Hepatitis A is a liver disease caused by the hepatitis A virus (HAV). Hepatitis A can affect anyone. Vaccines are available for long-term prevention of HAV infection in persons 1 year of age and older. Good personal hygiene and proper sanitation can also help prevent the spread of hepatitis A.
What is the Hepatitis A vaccine?
The Hepatitis A vaccine is a shot of inactive Hepatitis A virus that stimulates the body’s natural immune system. After the vaccine is given, the body makes antibodies that protect a person against the virus. An antibody is a substance found in the blood that is produced in response to a virus invading the body. These antibodies are then stored in the body and will fight off the infection if a person is exposed to the virus in the future.
Who should get vaccinated against Hepatitis A?
Hepatitis A vaccination is recommended for:
All children at age 1 year
Travelers to countries that have high rates of Hepatitis A
Men who have sexual contact with other men

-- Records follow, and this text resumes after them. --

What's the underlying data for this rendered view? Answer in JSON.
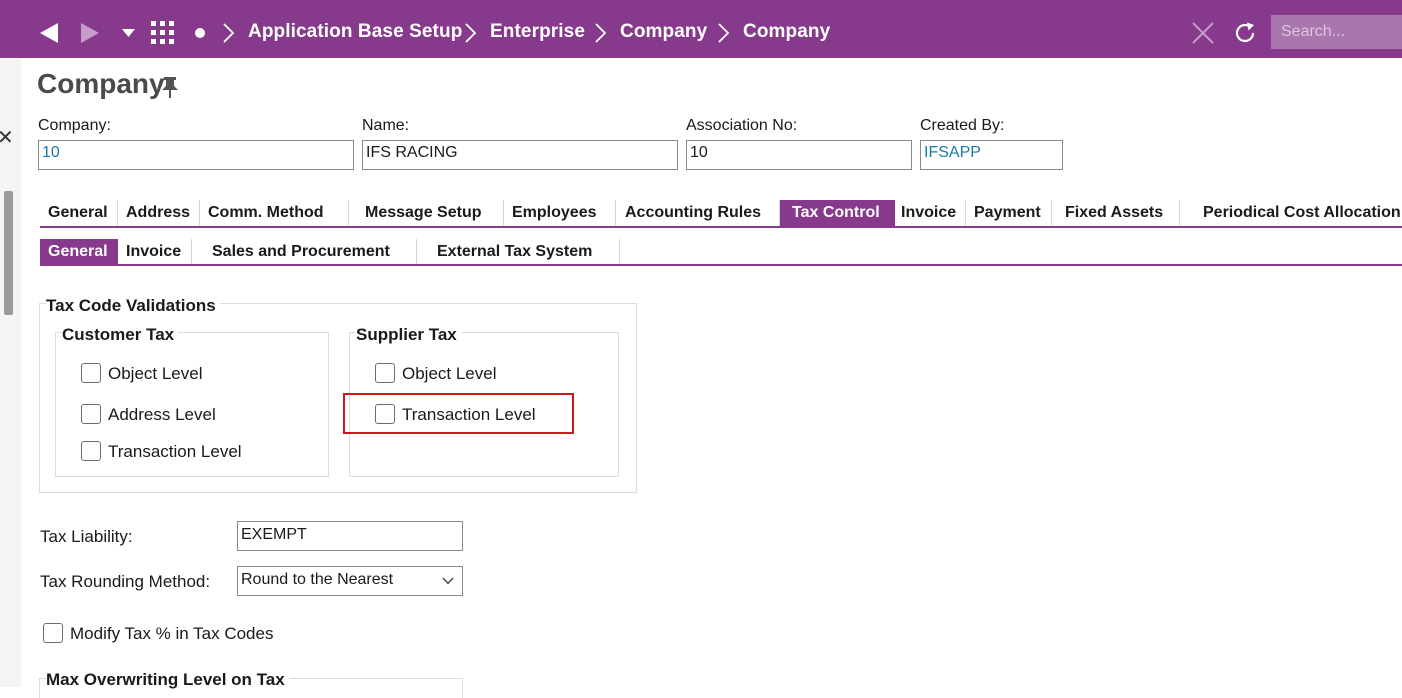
{
  "topbar": {
    "breadcrumb": [
      "Application Base Setup",
      "Enterprise",
      "Company",
      "Company"
    ],
    "search_placeholder": "Search...",
    "icons": [
      "back-arrow-icon",
      "forward-arrow-icon",
      "dropdown-icon",
      "apps-grid-icon",
      "dot-icon",
      "close-icon",
      "refresh-icon"
    ]
  },
  "page": {
    "title": "Company"
  },
  "header_fields": {
    "company_label": "Company:",
    "company_value": "10",
    "name_label": "Name:",
    "name_value": "IFS RACING",
    "assoc_label": "Association No:",
    "assoc_value": "10",
    "created_label": "Created By:",
    "created_value": "IFSAPP"
  },
  "tabs": [
    {
      "label": "General",
      "active": false
    },
    {
      "label": "Address",
      "active": false
    },
    {
      "label": "Comm. Method",
      "active": false
    },
    {
      "label": "Message Setup",
      "active": false
    },
    {
      "label": "Employees",
      "active": false
    },
    {
      "label": "Accounting Rules",
      "active": false
    },
    {
      "label": "Tax Control",
      "active": true
    },
    {
      "label": "Invoice",
      "active": false
    },
    {
      "label": "Payment",
      "active": false
    },
    {
      "label": "Fixed Assets",
      "active": false
    },
    {
      "label": "Periodical Cost Allocation",
      "active": false
    }
  ],
  "subtabs": [
    {
      "label": "General",
      "active": true
    },
    {
      "label": "Invoice",
      "active": false
    },
    {
      "label": "Sales and Procurement",
      "active": false
    },
    {
      "label": "External Tax System",
      "active": false
    }
  ],
  "tax_code_validations": {
    "title": "Tax Code Validations",
    "customer": {
      "title": "Customer Tax",
      "options": [
        {
          "label": "Object Level",
          "checked": false
        },
        {
          "label": "Address Level",
          "checked": false
        },
        {
          "label": "Transaction Level",
          "checked": false
        }
      ]
    },
    "supplier": {
      "title": "Supplier Tax",
      "options": [
        {
          "label": "Object Level",
          "checked": false
        },
        {
          "label": "Transaction Level",
          "checked": false
        }
      ]
    }
  },
  "tax_liability": {
    "label": "Tax Liability:",
    "value": "EXEMPT"
  },
  "tax_rounding": {
    "label": "Tax Rounding Method:",
    "value": "Round to the Nearest"
  },
  "modify_tax": {
    "label": "Modify Tax % in Tax Codes",
    "checked": false
  },
  "max_overwriting": {
    "label": "Max Overwriting Level on Tax"
  },
  "colors": {
    "brand": "#873a8c",
    "highlight": "#d0151b",
    "link": "#1a7aa5"
  }
}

Users of injection and non-injection illegal drugs
People with chronic (lifelong) liver diseases, such as Hepatitis B or Hepatitis C
People who are treated with clotting-factor concentrates

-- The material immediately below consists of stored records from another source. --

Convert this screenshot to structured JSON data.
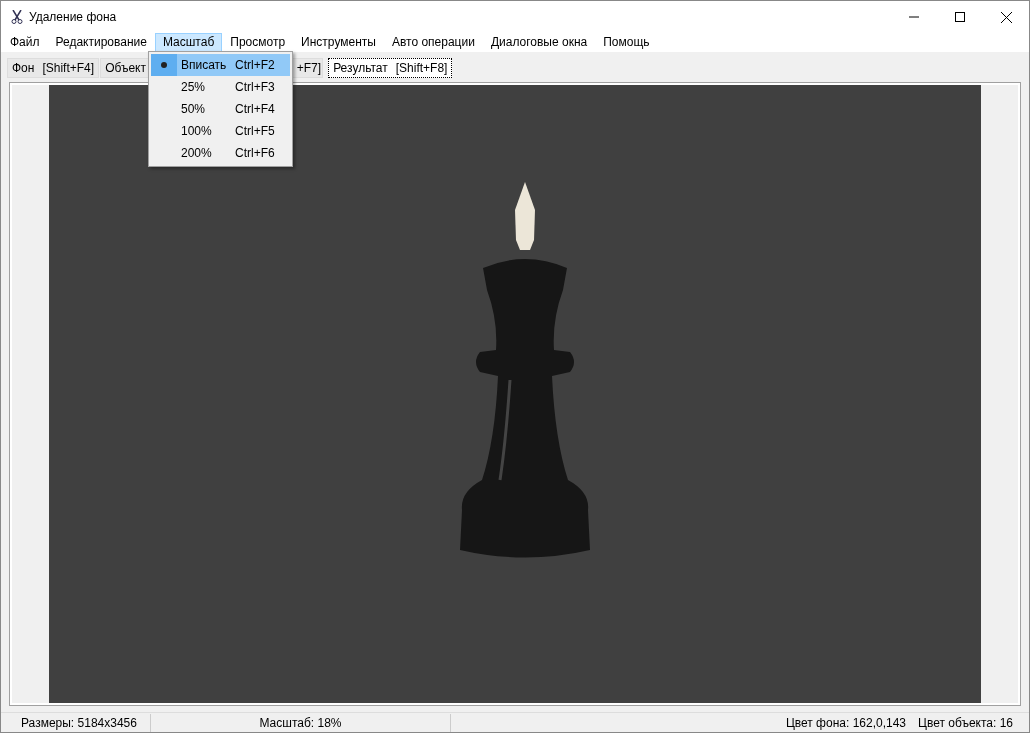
{
  "window": {
    "title": "Удаление фона"
  },
  "menu": [
    {
      "label": "Файл",
      "selected": false
    },
    {
      "label": "Редактирование",
      "selected": false
    },
    {
      "label": "Масштаб",
      "selected": true
    },
    {
      "label": "Просмотр",
      "selected": false
    },
    {
      "label": "Инструменты",
      "selected": false
    },
    {
      "label": "Авто операции",
      "selected": false
    },
    {
      "label": "Диалоговые окна",
      "selected": false
    },
    {
      "label": "Помощь",
      "selected": false
    }
  ],
  "dropdown": [
    {
      "label": "Вписать",
      "shortcut": "Ctrl+F2",
      "checked": true,
      "selected": true
    },
    {
      "label": "25%",
      "shortcut": "Ctrl+F3",
      "checked": false,
      "selected": false
    },
    {
      "label": "50%",
      "shortcut": "Ctrl+F4",
      "checked": false,
      "selected": false
    },
    {
      "label": "100%",
      "shortcut": "Ctrl+F5",
      "checked": false,
      "selected": false
    },
    {
      "label": "200%",
      "shortcut": "Ctrl+F6",
      "checked": false,
      "selected": false
    }
  ],
  "tabs": [
    {
      "label": "Фон",
      "shortcut": "[Shift+F4]",
      "selected": false
    },
    {
      "label": "Объект",
      "selected": false
    },
    {
      "shortcut": "+F7]",
      "selected": false
    },
    {
      "label": "Результат",
      "shortcut": "[Shift+F8]",
      "selected": true
    }
  ],
  "status_bar": {
    "size": "Размеры: 5184x3456",
    "zoom": "Масштаб: 18%",
    "bg_color": "Цвет фона: 162,0,143",
    "obj_color": "Цвет объекта: 16"
  }
}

People who work with Hepatitis A infected animals or in a Hepatitis A research laboratory
How is the Hepatitis A vaccine given?

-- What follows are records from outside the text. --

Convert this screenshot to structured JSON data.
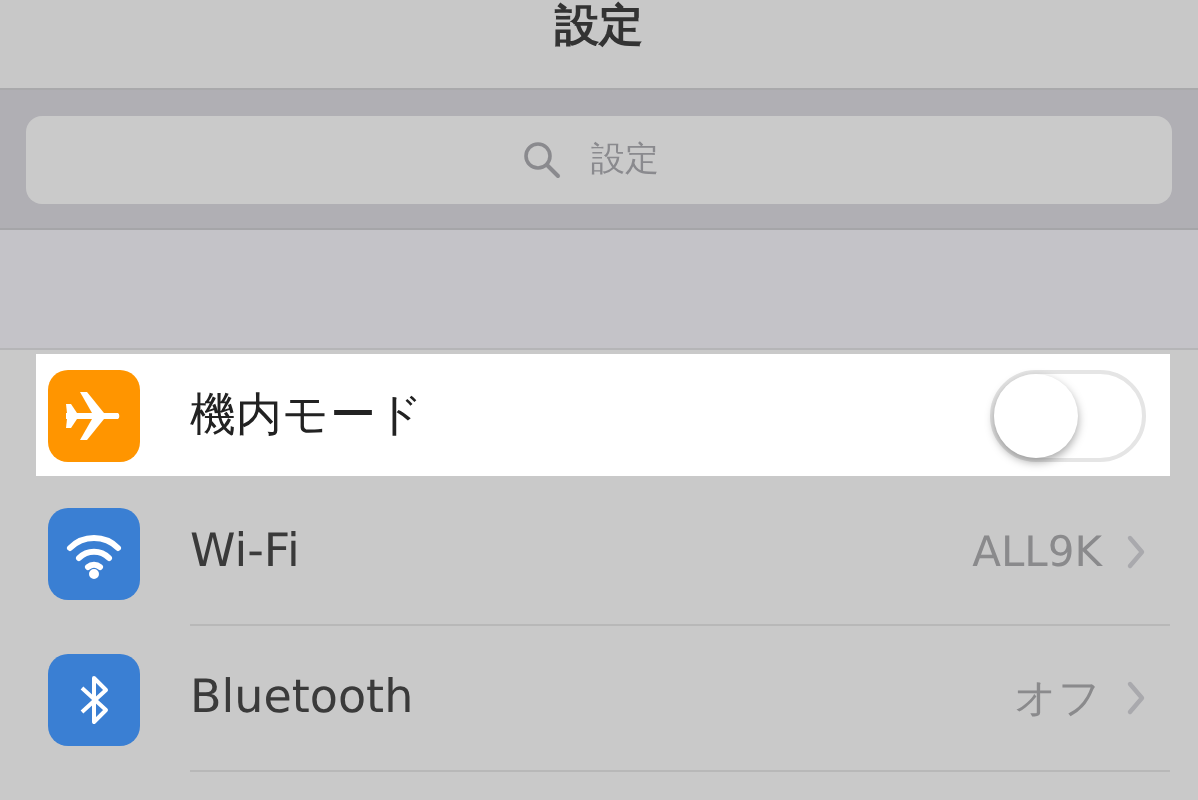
{
  "nav": {
    "title": "設定"
  },
  "search": {
    "placeholder": "設定"
  },
  "rows": [
    {
      "kind": "toggle",
      "label": "機内モード",
      "on": false,
      "highlighted": true,
      "color": "#ff9500"
    },
    {
      "kind": "link",
      "label": "Wi-Fi",
      "value": "ALL9K",
      "highlighted": false,
      "color": "#3a7fd3"
    },
    {
      "kind": "link",
      "label": "Bluetooth",
      "value": "オフ",
      "highlighted": false,
      "color": "#3a7fd3"
    }
  ]
}
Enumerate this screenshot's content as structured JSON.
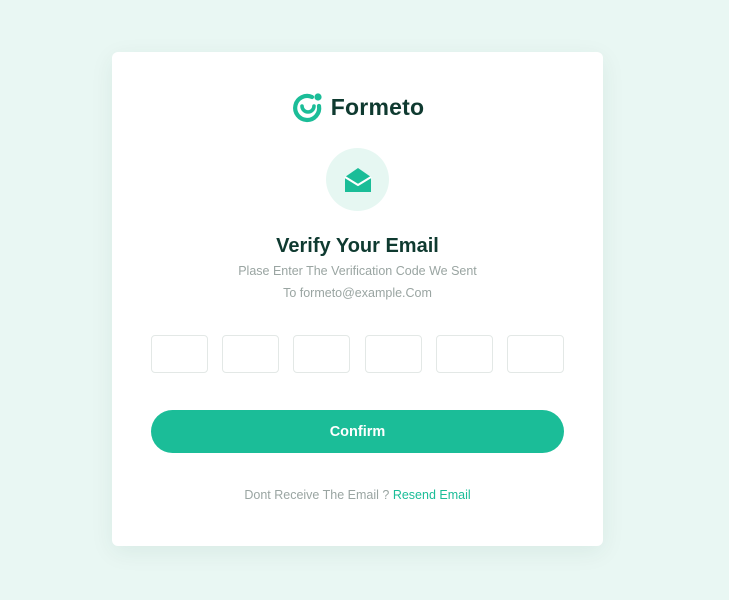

The Hepatitis A vaccine is given as 2 shots, 6 months apart. The Hepatitis A vaccine also comes in a combination form, containing both Hepatitis A and B vaccine, that can be given to persons 18 years of age and older. This form is given as 3 shots, over a period of 6 months.
Is the Hepatitis A vaccine effective?
Yes, the Hepatitis A vaccine is highly effective in preventing Hepatitis A virus infection. Protection begins approximately 2 to 4 weeks after the first injection. A second injection results in long-term protection.
Is the Hepatitis A vaccine safe?
Yes, the Hepatitis A vaccine is safe. No serious side effects have resulted from the Hepatitis A vaccine. Soreness at the injection site is the most common side effect reported. As with any medicine, there are very small risks that a serious problem could occur after someone gets the vaccine. However, the potential risks associated with Hepatitis A are much greater than the potential risks associated with the Hepatitis A vaccine. Before the Hepatitis A vaccine became available in the Unites States, more than 250,000 people were infected with Hepatitis A virus each year. Since the licensure of the first Hepatitis A vaccine in 1995, millions of doses of Hepatitis A vaccine have been given in the United States and worldwide.
Who should not receive the Hepatitis A vaccine?
People who have ever had a serious allergic reaction to the Hepatitis A vaccine or who are known to be allergic to any part of the Hepatitis A vaccine should not receive the vaccine. Tell your doctor if you have any severe allergies. Also, the vaccine is not licensed for use in infants under age 1 year.